If your hash brown breakfast sandwiches collapse into a mess on the very first bite, we've got a little tip to help you build better ones: Use pre-formed, frozen hash brown patties instead of the variety of loose shredded ones. They're super-convenient and already in the perfect "slice-of-bread" shape, large enough even for a sprawling sunny-side-up egg. The loose bags of shredded hash browns you find at the supermarket are versatile, but they aren't the best option for this particular job because they need to be shaped first, don't have the heft of pre-formed patties, and break apart easily once cooked. They simply add too many stages into the mix when most of us want to make something quick for breakfast to start the day off.

Once you've got your frozen, pre-formed hash brown patties, you'll want to shallow fry them in a good amount of oil rather than baking them in the oven for a result that's crispier and sturdy enough to prevent fillings from escaping. Frying them gives you greater control of the end result, and you can whack up the heat easily to attain a bespoke golden crust on both sides.

How to fry hash browns for a breakfast sandwich so they remain crispy

The key to a sturdy hash brown breakfast sandwich is combining a hot pan with enough oil to crisp up the exterior of each rectangular piece of potato goodness. Be stingy with the oil and your hash browns won't achieve the appetizing golden color that indicates a good, solid crunch. You want them to be robust enough to carry all the ingredients that will be sandwiched between them. 

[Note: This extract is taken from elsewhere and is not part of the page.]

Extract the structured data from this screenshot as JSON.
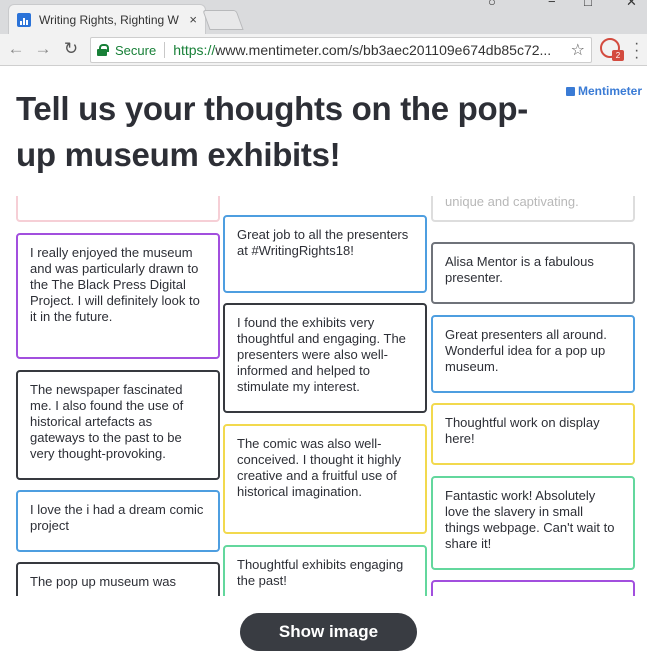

Furthermore, if you don't fry your hash browns long enough, they won't have the structural integrity to contain your fillings, and you'll end up with soft handfuls of broken sandwich on your first bite. Although you could eat it with a knife and fork, a breakfast sandwich is meant to be picked up and munched on sans cutlery, like a hoagie or toasted panini. It needs to mimic the characteristics of a couple of slices of bread. Yes, the runny egg and bits of bacon that fall onto your hands are part of the beauty of a good breakfast sandwich, but a solid enclosure of crispy potato will minimize the mess.

Retain the golden crispy edges of your hash brown by placing them on a cooling rack after frying (putting them on a plate will trap the steam, working to soften the craggy finish). Pat any oil that hasn't dripped off with a paper towel to reduce the grease on your fingers while you enjoy your sandwich.